Knoxville’s Black Lillies are lurking in the middle of the first-day lineup at Southern California’s coming Stagecoach festival, which has essentially become the Disneyland of country music. By the time that April event rolls around, it’s likely that organizers are going to wish they’d put them on a bigger stage, as they just might be that band everyone’s talking about while waiting for Eric Church to start. With enigmatic frontman Cruz Contreras, the Lillies have spun the best qualities (and none of the glitz) of American country’s past 50 years into the perfect soundtrack for the drive home after a hard day’s work. These are the songs you’ll want to hear again on the juke at the roadhouse later on, cold brew in hand, dancing boots on.
San Francisco’s Soft White Sixties have been steadily upping the wattage of their incendiary live shows since their 2010 formation, to the point where it’s getting darn near impossible not to notice them. Singer Octavio Genera has that undeniable frontman “it factor,” blasting out soul-scorched vocals and exuberant stage antics reminiscent of a young Mick Jagger or Pete Almqvist of the Hives.
The four fellas behind him spend their time somewhere between the Allman Brothers’ “At Fillmore East” and the Black Keys’ “El Camino,” with a throwback flare and controlled mania that’s almost too spit-shined to be truly dirty rock ’n’ roll – but that sure doesn’t stop them from trying. The Blue Lamp is becoming a regular stopover for these ruffians, so take advantage. Bigger venues seem sure to follow. With Ranch Ghost and Red Cloud.
It’s hard to know what exactly to devote your attention to when listening to a Patty Larkin song. First, there’s the guitar playing, surgical in its precision, often sweet, sometimes haunting, and overwhelmingly rich and expressive in a way that most six-string players can only dream of creating. Then there’s the vocals, delivered with the equally intense longing and worldliness of a woman who’s had the longevity to release 13 albums over a 25-year career. Larkin has said that she wants her last release, “Still Green,” to leave listeners with “a sense of hope.” Who knows if it will, but it’s hard to imagine this tantalizing collection won’t inspire hope for many more Larkin albums to come.

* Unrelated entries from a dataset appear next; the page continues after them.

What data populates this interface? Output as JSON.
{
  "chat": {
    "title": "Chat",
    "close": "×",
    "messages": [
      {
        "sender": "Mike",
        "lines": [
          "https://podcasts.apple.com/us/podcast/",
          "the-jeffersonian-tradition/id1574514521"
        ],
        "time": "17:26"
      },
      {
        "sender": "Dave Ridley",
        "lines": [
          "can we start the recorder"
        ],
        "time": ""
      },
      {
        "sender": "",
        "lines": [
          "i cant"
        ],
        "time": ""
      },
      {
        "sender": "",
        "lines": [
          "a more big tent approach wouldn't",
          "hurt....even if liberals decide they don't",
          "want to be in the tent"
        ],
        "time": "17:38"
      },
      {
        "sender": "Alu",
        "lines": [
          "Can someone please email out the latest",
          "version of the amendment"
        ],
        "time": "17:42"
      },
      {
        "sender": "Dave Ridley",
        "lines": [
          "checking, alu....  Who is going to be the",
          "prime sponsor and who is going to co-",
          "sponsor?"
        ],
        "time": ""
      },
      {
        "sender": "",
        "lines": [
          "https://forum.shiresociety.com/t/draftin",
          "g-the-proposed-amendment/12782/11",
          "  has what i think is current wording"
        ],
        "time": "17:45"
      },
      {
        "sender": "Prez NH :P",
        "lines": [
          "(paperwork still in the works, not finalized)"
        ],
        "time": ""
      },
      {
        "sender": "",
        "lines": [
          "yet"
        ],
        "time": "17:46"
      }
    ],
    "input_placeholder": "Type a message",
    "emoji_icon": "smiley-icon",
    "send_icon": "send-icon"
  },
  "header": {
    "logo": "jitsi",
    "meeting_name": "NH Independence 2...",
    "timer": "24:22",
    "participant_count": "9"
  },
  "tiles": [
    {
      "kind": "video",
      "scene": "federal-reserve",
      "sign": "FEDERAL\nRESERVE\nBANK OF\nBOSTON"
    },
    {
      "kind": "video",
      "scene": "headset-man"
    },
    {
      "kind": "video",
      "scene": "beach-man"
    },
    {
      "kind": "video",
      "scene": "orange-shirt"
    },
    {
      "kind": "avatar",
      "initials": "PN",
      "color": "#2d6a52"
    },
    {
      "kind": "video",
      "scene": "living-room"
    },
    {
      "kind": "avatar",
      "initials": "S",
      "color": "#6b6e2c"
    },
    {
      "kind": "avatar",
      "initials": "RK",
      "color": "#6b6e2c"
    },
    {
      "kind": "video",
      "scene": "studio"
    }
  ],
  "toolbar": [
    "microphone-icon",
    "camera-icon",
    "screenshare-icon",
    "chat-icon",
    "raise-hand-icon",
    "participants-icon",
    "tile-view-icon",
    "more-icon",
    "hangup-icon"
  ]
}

We’re just going to go ahead and say this again: The Backstreet Boys are playing at Ace of Spades. The Fray is opening. Our minds are blown. 1417 R St., Sacramento. $49.95. www.aceofspadessac.com.